- Cape student sues, accuses school officials of slamming her to ground multiple times (04/28/16)45
- Bob Evans restaurant in Cape Girardeau among chain's 21 closings (04/26/16)9
- Missouri House votes to allow concealed weapons without permits (04/28/16)6
- Two hurt in motorcycle wreck on Interstate 55 (04/25/16)1
- Law firm requests information about Cape's traffic cameras (04/25/16)2
- Local lawmakers split over failed medical marijuana bill; voters may have a say (04/26/16)19
- Police report filed, but no charges in incident at Cape Central (04/29/16)36
- Tanker truck catches fire near Oak Ridge (04/24/16)7
- Local company makes eco-friendly kitty litter that cuts cat-box smell (04/25/16)
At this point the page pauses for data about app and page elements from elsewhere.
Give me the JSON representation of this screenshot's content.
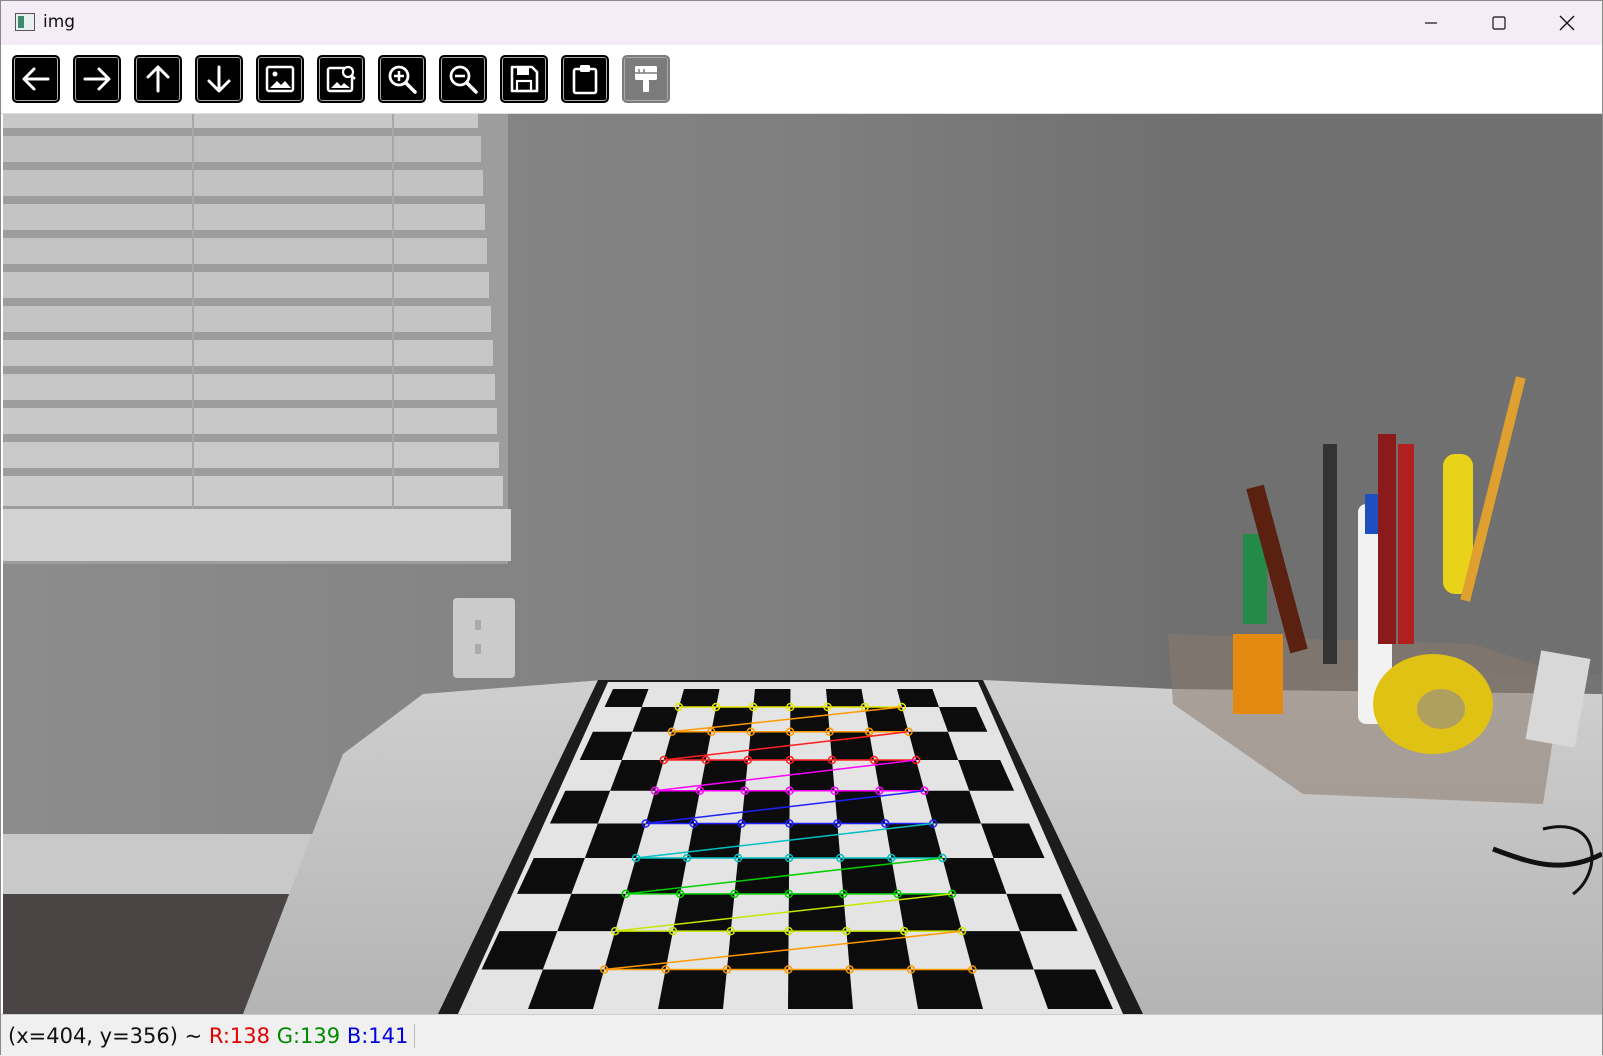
{
  "window": {
    "title": "img"
  },
  "toolbar": {
    "buttons": [
      {
        "name": "pan-left-button",
        "icon": "arrow-left-icon"
      },
      {
        "name": "pan-right-button",
        "icon": "arrow-right-icon"
      },
      {
        "name": "pan-up-button",
        "icon": "arrow-up-icon"
      },
      {
        "name": "pan-down-button",
        "icon": "arrow-down-icon"
      },
      {
        "name": "zoom-reset-button",
        "icon": "image-icon"
      },
      {
        "name": "zoom-fit-button",
        "icon": "image-zoom-icon"
      },
      {
        "name": "zoom-in-button",
        "icon": "zoom-in-icon"
      },
      {
        "name": "zoom-out-button",
        "icon": "zoom-out-icon"
      },
      {
        "name": "save-button",
        "icon": "save-icon"
      },
      {
        "name": "copy-clipboard-button",
        "icon": "clipboard-icon"
      },
      {
        "name": "properties-button",
        "icon": "brush-icon",
        "disabled": true
      }
    ]
  },
  "image": {
    "description_tag": "camera frame with chessboard calibration pattern and detected corners",
    "grid_rows": 9,
    "grid_cols": 7,
    "row_colors": [
      "#e6e600",
      "#ff9900",
      "#ff2020",
      "#ff00ff",
      "#2020ff",
      "#00c0c0",
      "#00d000",
      "#c8e600",
      "#ff9900",
      "#ff2020"
    ]
  },
  "status": {
    "coords": "(x=404, y=356) ~ ",
    "r": "R:138",
    "g": "G:139",
    "b": "B:141"
  }
}
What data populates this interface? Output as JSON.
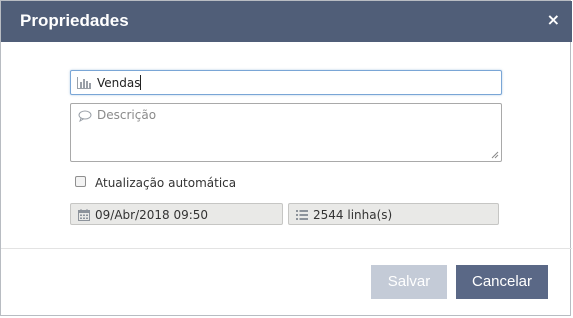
{
  "dialog": {
    "title": "Propriedades",
    "close_glyph": "×"
  },
  "form": {
    "name_value": "Vendas",
    "name_icon": "bar-chart-icon",
    "description_placeholder": "Descrição",
    "description_icon": "speech-bubble-icon",
    "auto_update_label": "Atualização automática",
    "auto_update_checked": false,
    "date_value": "09/Abr/2018 09:50",
    "date_icon": "calendar-icon",
    "rows_value": "2544 linha(s)",
    "rows_icon": "list-icon"
  },
  "footer": {
    "save_label": "Salvar",
    "cancel_label": "Cancelar"
  },
  "colors": {
    "titlebar": "#505e78",
    "save_disabled": "#c4cbd7",
    "cancel": "#5a6886"
  }
}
- Senator introduces bill for I-57 that would connect Sikeston with Little Rock (04/28/16)4
Appellate panel rules in fake denture case
CHICAGO -- Both Billy-Bob and Bubba have repulsive false teeth, but it took the 7th U.S. Circuit Court of Appeals to determine that Billy Bob's are the real deal when it comes to disgusting dentures.
The appellate panel on Wednesday reversed a southern Illinois federal judge's decision to overturn a copyright infringement award to novelty teeth maker Billy-Bob Teeth Inc. of Hardin.
And in writing for the panel, Judge Terrence Evans cited no less a dentally challenged authority than movie spy Austin Powers.
"When International Man of Mystery Austin Powers gazes at the comely British agent Kensington and purrs 'groovy, baby,' or 'oh behave!' he always smiles, exposing a set of teeth the best orthodontist in the world could not improve," Evans wrote.
It wasn't simply a clever remark. Billy-Bob Teeth Inc. has a licensing agreement with New Line Cinema, producer of the Austin Powers movies.
Billy-Bob's attorneys said the company was selling $5 million a year in novelty teeth and argued that the Bubba line, produced by a company called Novelty Inc. of Indianapolis, was biting into profits with too similar a trade name.
The creator of the Billy-Bob teeth, Jonah White, 32, said last year he was almost fooled when he spotted a set of the Bubba teeth in a service station window for sale.
"At first I thought it was my teeth and the sunlight had just faded the packaging," White said.
But on closer inspection, he saw the teeth had been made by Novelty and given a name eerily similar to his own copyrighted, gap-toothed product.
Last June, a federal jury in East St. Louis awarded White more than $142,000. But Judge David R. Herndon later overturned the award, ruling that Billy-Bob had not filled out its paperwork properly to make the copyright infringement claim stick.
Evans and the two other judges on the panel reinstated the jury award, ruling that Billy-Bob's lax paperwork should not count against it.
At least 12 companies produce similar fake rotten teeth.